Ever since his 1989 film Do the Right Thing opened with Rosie Perez’s boxing-inspired dance to Public Enemy’s Fight the Power, Spike Lee’s cinema has been driven by the tensions between power and race in America. Lee’s mostly black protagonists can only make it in their racist surrounds when they know their own power, and how to use it.
But Lee’s latest film, BlacKkKlansman, suggests their most powerful weapon against racism may also be a commonplace one - the English language.
Based on a true story, and set in 1970s Colorado Springs, BlacKkKlansman follows Ron Stallworth (played by John David Washington) as he becomes the city’s first black police officer and inflitrates the Ku Klux Klan. The film is both a pitch-perfect representation of the period, charting the parallel rises of the Black Power movement and the revised Ku Klux Klan under David Duke, and a deft indictment of Trump’s America. Everything and nothing has changed.
In BlacKkKlansman, English is not one language but many. Stallworth quickly distinguishes himself through his ability to code-switch between “black” and “white” dialects to manipulate, infiltrate and compromise power structures from within.
His first mission is to observe a rally by Black Power icon Kwame Ture, where he slides into “jive” with the Black Student Union President Patrice Dumas (“I can dig it, sister, I can dig it”).
But when he comes across a KKK recruitment ad, Stallworth woos local Klan members over the phone with his convincing imitation of a racist man with “pure-as-driven-snow white skin”. He will, of course, need a white stand-in to attend local meetings in his place, and his superiors initially question whether he can keep up the ruse.
Insists Stallworth: “Some of us speak King’s English, some of us speak jive. Ron Stallworth happens to be fluent in both.”
Stallworth ends up regularly speaking with David Duke (played by Topher Grace), the Grand Wizard of the Klan. Their phone conversations, such as the following one, are darkly ironic:
Duke: I can always tell when I’m talking to a Negro.
Stallworth: How so?
Duke: Take you, for example, Ron.
Duke: Yeah. Now, I can tell that you’re a pure, Aryan white man by the way you pronounce certain words.
Stallworth: Can you give me any examples?
Duke: Yeah, take the word ‘are’. A pure Aryan like you or I would pronounce it correctly: ‘are’. A Negro pronounces it ‘are-uh’. D’you ever notice that? It’s like ‘Are-uh… you gonna fry up that… crispy fried chicken, soul brother?’
Duke’s dialogue is deeply racist, and Lee cuts through its heaviness by having Stallworth and his white sergeant, who is eavesdropping on the line, struggle to suppress their shared laughter.
But the exchange reveals something else: Duke cannot code-switch. He cannot enter his adversary’s world, and as such will never be able to truly understand him - or identify him on the other end of the phone.

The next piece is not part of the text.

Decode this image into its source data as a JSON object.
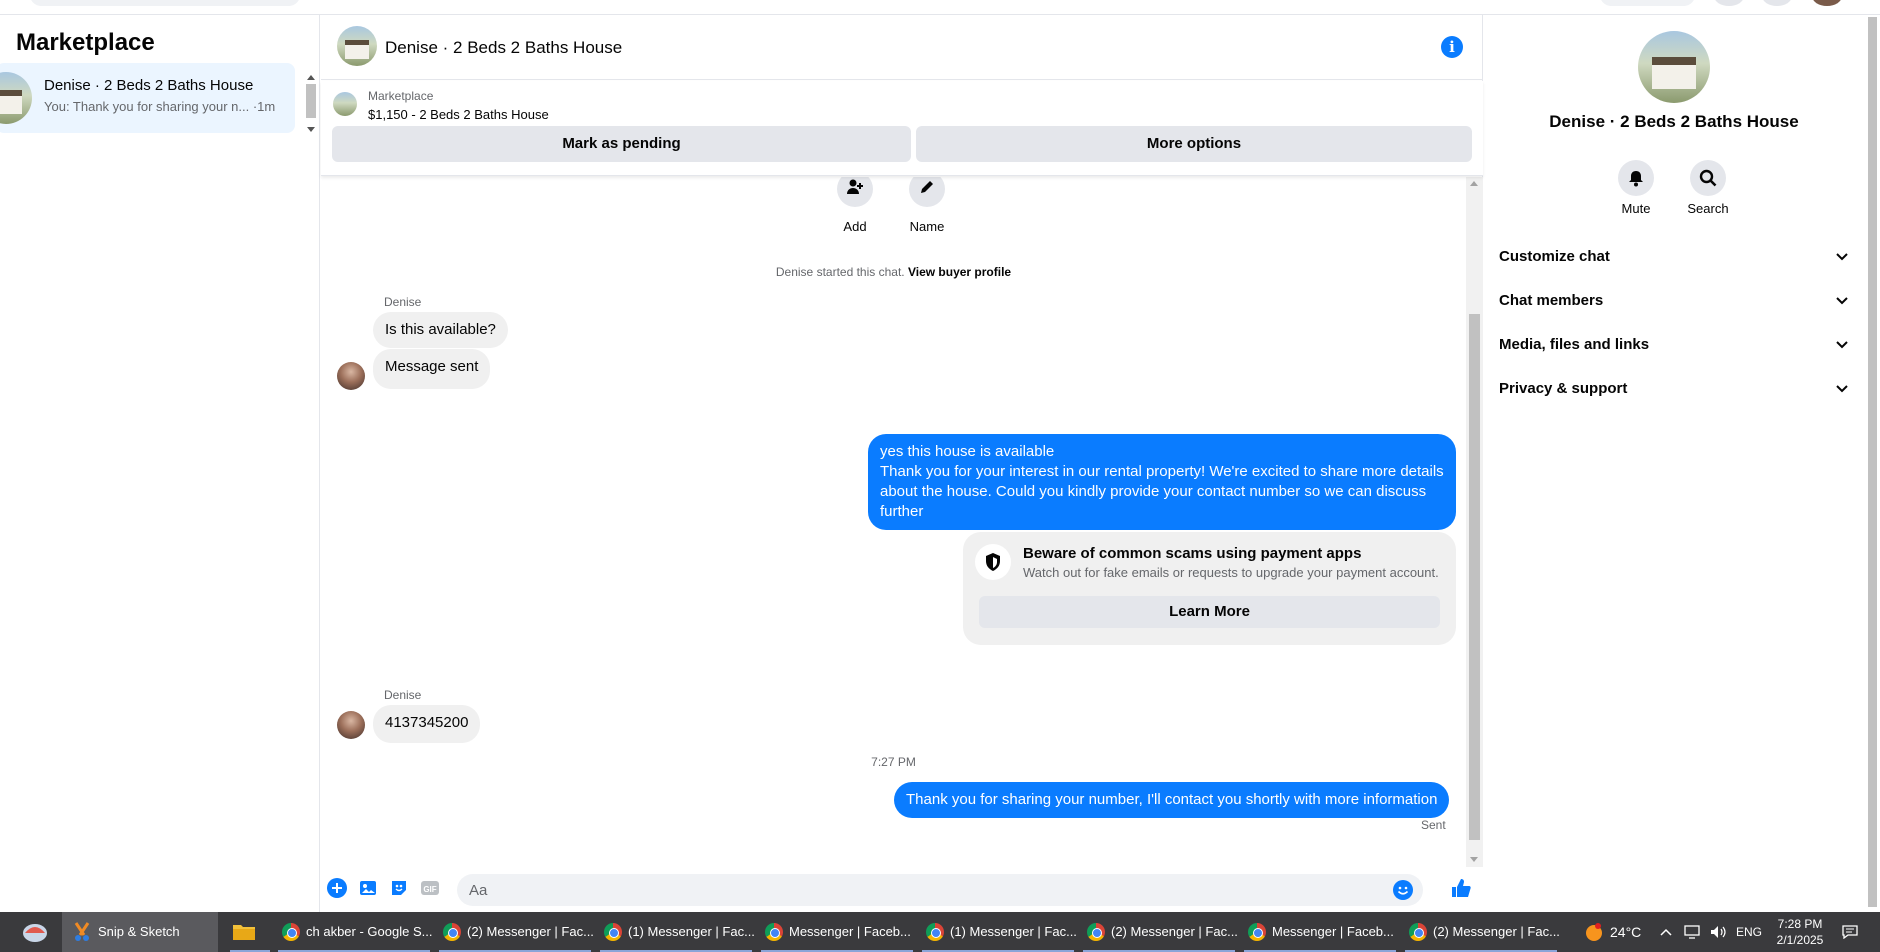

Passing, or presenting as another race (usually white) to escape discrimination, is a centuries-old practice crystallised in Nella Larsen’s 1929 novel, Passing. In Larsen’s book, two black women pass as white to sidestep the racism of 1920s society. And Stallworth’s stand-in is not just any WASP cop; his colleague Flip (Adam Driver) is a Jewish man whose need to deny his heritage to the Klan prompts introspection as to his own racial passing.
BlacKkKlansman is far from alone in representing such issues. Boots Riley’s 2018 Sorry to Bother You, a less hopeful but no less incisive look at linguistic racism, follows a black telemarketer, Cassius (Lakeith Stanfield) who learns he makes more sales if he speaks like a white person when pitching to white clients. In fact Cassius is so adept at using his “white voice” he is promoted to the prestigious sales role of “Power Caller”.
Linguistic passing also recurs in films like Justin Simien’s 2014 Dear White People and Jordan Peele’s 2017 Get Out. Fittingly, Peele was a producer of BlacKkKlansman, and brought Stallworth’s story to Lee in the first place.
Unlike the women in Larsen’s Passing or Flip in BlacKkKlansman, Ron Stallworth cannot pass as white when it comes to his appearance. Nor does he want to. Though he often disagrees about methods for black liberation with Dumas, who views his job as a “pig” as colluding with the enemy, he does not code-switch to hide from himself.
In fact, the film’s comedic climax lies in Ron’s triumphant reveal to Duke (“are-uh… you sure you don’t know [who I am]?”) He uses his ability to shift, chameleon-like, between his natural expression, the Black Student Union’s dialect and the pompous inflections of the Klan not to efface his identity, but to take down those who seek to threaten it.
Ron doesn’t fully belong in Dumas’s world, and he certainly doesn’t belong in Duke’s. Instead, he carves out a place for himself in the spaces in between. There, he can speak truth to power.